- [Work to complete]
Retype all of the data word for word, without pictures.

─── Data supplied

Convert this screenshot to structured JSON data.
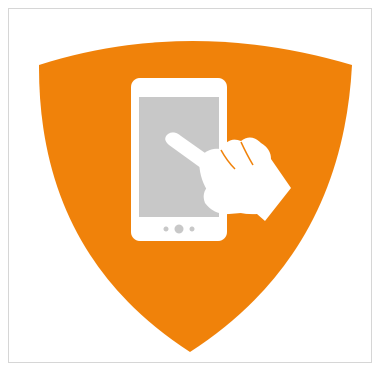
{
  "icon": {
    "name": "mobile-touch-shield-icon",
    "shield_color": "#F0820A",
    "phone_color": "#FFFFFF",
    "screen_color": "#C8C8C8",
    "hand_color": "#FFFFFF"
  }
}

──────

- [Your response]
Convert this screenshot to structured JSON data.
{
  "icon": {
    "name": "mobile-touch-shield-icon",
    "shield_color": "#F0820A",
    "phone_color": "#FFFFFF",
    "screen_color": "#C8C8C8",
    "hand_color": "#FFFFFF"
  }
}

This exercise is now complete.